PROVIDED DATA START

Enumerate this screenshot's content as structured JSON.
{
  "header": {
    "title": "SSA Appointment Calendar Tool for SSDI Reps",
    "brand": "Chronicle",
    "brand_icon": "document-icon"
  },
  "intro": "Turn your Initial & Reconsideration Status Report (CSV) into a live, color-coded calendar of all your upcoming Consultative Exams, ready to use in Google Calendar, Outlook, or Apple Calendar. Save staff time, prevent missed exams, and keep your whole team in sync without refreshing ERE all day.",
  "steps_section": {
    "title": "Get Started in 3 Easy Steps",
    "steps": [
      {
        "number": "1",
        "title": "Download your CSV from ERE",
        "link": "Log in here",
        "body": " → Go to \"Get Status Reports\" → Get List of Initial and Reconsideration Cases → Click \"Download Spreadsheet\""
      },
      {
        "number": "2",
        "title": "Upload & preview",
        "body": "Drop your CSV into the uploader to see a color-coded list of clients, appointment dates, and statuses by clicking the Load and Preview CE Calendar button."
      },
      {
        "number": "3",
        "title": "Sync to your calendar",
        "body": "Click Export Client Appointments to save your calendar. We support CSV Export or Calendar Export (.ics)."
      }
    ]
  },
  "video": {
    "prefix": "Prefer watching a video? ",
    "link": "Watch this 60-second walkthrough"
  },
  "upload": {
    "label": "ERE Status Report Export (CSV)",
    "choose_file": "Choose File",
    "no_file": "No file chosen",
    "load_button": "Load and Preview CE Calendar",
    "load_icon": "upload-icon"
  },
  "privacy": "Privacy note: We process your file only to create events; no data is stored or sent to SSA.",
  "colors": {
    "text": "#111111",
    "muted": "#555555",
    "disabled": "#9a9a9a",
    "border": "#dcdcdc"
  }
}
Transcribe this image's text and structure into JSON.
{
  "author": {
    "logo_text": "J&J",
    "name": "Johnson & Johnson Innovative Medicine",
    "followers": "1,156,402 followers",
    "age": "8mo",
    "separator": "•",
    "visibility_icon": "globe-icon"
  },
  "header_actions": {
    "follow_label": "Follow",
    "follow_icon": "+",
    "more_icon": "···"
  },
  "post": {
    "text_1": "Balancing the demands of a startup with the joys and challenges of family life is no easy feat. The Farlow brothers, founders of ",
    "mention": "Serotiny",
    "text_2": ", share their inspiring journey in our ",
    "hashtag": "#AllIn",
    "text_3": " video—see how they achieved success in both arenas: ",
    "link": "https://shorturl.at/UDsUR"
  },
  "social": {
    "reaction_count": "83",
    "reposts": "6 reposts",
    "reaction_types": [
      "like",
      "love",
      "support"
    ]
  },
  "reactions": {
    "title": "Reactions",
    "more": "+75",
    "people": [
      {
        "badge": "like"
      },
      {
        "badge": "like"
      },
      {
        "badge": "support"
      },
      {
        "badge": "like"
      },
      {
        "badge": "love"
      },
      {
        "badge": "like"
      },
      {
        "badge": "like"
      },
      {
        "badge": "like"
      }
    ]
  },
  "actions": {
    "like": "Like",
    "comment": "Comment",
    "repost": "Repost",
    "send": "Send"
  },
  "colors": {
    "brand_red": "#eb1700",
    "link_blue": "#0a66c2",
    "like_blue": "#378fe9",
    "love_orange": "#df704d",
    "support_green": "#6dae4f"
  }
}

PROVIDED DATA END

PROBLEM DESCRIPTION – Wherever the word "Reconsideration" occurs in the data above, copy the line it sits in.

YOUR RESPONSE –
  "intro": "Turn your Initial & Reconsideration Status Report (CSV) into a live, color-coded calendar of all your upcoming Consultative Exams, ready to use in Google Calendar, Outlook, or Apple Calendar. Save staff time, prevent missed exams, and keep your whole team in sync without refreshing ERE all day.",
        "body": " → Go to \"Get Status Reports\" → Get List of Initial and Reconsideration Cases → Click \"Download Spreadsheet\""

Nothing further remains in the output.